Humidity and temperature affect the air treatment more than they do air compressors, and the effect is not as dramatic as going up in altitude. However, extremes need to be looked at. Here in South Florida seeing a compressor room with 100°F temperatures and 90% humidity is not uncommon. In that situation a 100 SCFM compressor will give you about 93 CFM. That’s only about a 7% derating, but if the compressor was sized for 90 CFM, and you had some pressure drop in filters or piping, or maybe there’s a small leak somewhere, then that 7% could make or break you.
If you like doing math, here is the formula:
Ps = standard pressure, psi
Pa = atmospheric pressure, psi
Ts = standard temperature, °F
Ta = ambient temperature, °F
PPwv = partial pressure of water vapor at ambient temperature
rh = relative humidity
ACFM is the actual CFM that you will get in the conditions you have.
An easier way is to contact your local compressor salesperson and have him/her figure it out. In addition to doing the math, they can use their experience and training to possibly find a better solution or know of a trick you can do to make sure everything works properly. Speaking for our company, we have guys that have been doing this over 30 years, have months of factory training and multiple industry certifications. Whatever you’re facing, they’ve seen it before and they know what works and what doesn’t.
There are a few other things to check for.
What’s easier – taking an extra hour or two to do things the right way or buying the wrong thing and then having your compressor break on you in the middle of production? If you have kids, I’m sure they may complain about doing their homework sometimes, but you make them do it. You know that doing their homework now results in deeper understanding of the subject matter later, plus they if they don’t do the homework, they might fail the class.
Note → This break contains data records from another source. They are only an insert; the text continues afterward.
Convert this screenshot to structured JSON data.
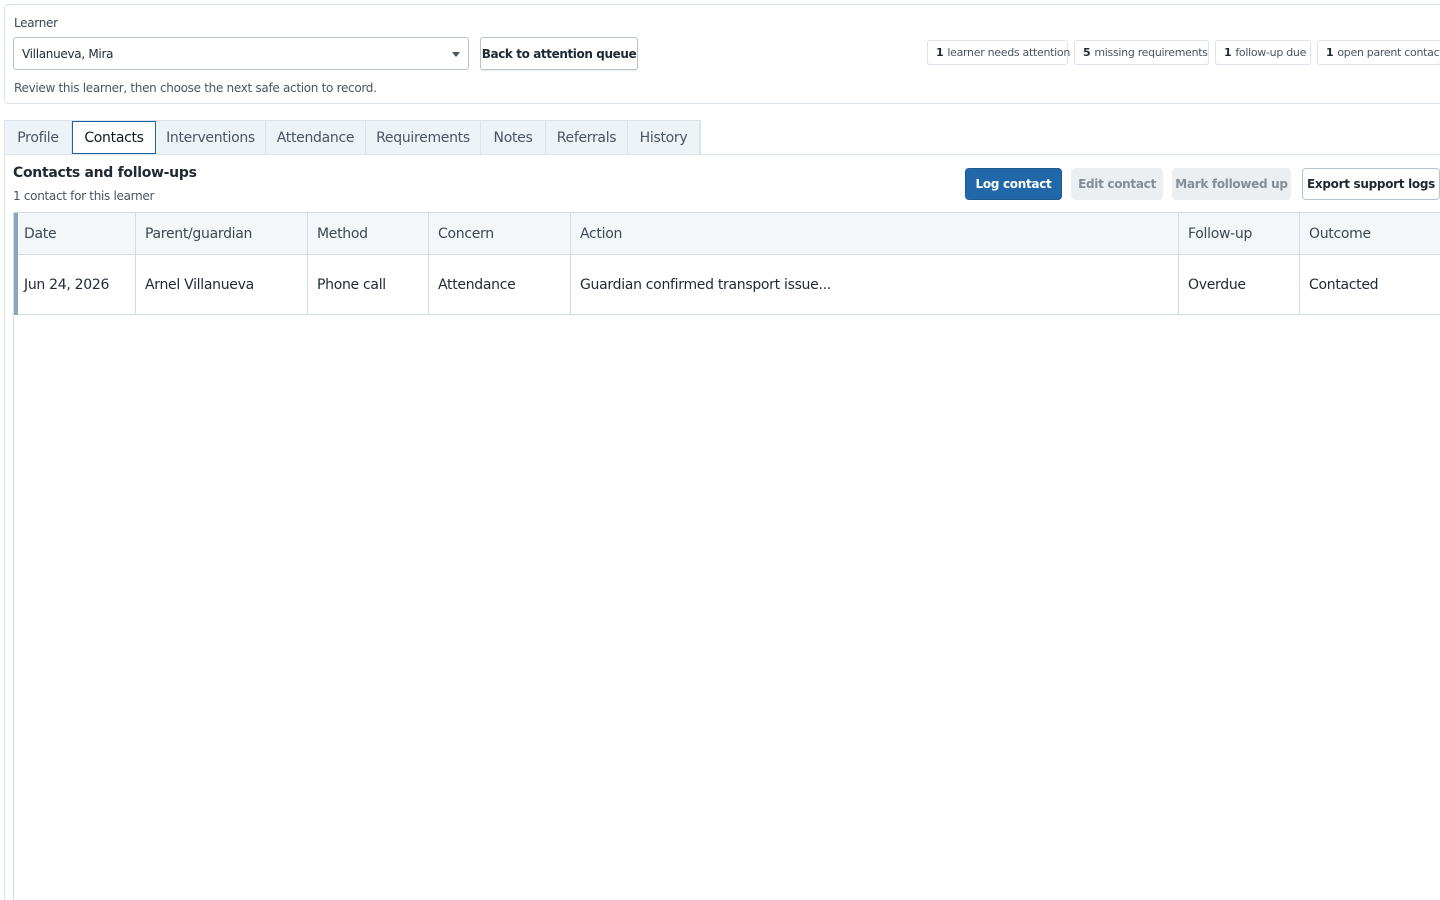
{
  "learner": {
    "label": "Learner",
    "selected": "Villanueva, Mira",
    "back_button": "Back to attention queue",
    "hint": "Review this learner, then choose the next safe action to record."
  },
  "badges": [
    {
      "count": "1",
      "text": "learner needs attention"
    },
    {
      "count": "5",
      "text": "missing requirements"
    },
    {
      "count": "1",
      "text": "follow-up due"
    },
    {
      "count": "1",
      "text": "open parent contact"
    }
  ],
  "tabs": [
    {
      "label": "Profile",
      "active": false
    },
    {
      "label": "Contacts",
      "active": true
    },
    {
      "label": "Interventions",
      "active": false
    },
    {
      "label": "Attendance",
      "active": false
    },
    {
      "label": "Requirements",
      "active": false
    },
    {
      "label": "Notes",
      "active": false
    },
    {
      "label": "Referrals",
      "active": false
    },
    {
      "label": "History",
      "active": false
    }
  ],
  "section": {
    "title": "Contacts and follow-ups",
    "subtitle": "1 contact for this learner"
  },
  "actions": {
    "log_contact": "Log contact",
    "edit_contact": "Edit contact",
    "mark_followed_up": "Mark followed up",
    "export": "Export support logs"
  },
  "table": {
    "columns": [
      "Date",
      "Parent/guardian",
      "Method",
      "Concern",
      "Action",
      "Follow-up",
      "Outcome"
    ],
    "rows": [
      [
        "Jun 24, 2026",
        "Arnel Villanueva",
        "Phone call",
        "Attendance",
        "Guardian confirmed transport issue...",
        "Overdue",
        "Contacted"
      ]
    ]
  },
  "colors": {
    "primary": "#2268a9",
    "active_tab_border": "#1f63a6",
    "row_accent": "#8aa4bd"
  }
}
You reap what you sew. People spend days deciding what car they want to get. Sometimes they’ll put in hours of research. That’s a good thing, because your car is very important to your life. In the same way your air compressor is essential to your business.
Put in the extra work before you buy it, and you will reap the benefits of having the correct air compressor. It’s an expensive piece of machinery. Why wouldn’t you want to make sure you’re getting the right thing?
Additionally there are trained air compressor sales personnel, who have been to multiple week long classes on how to correctly size and configure compressed air systems. You should contact them and rely on their experience and training to get you the correct air system.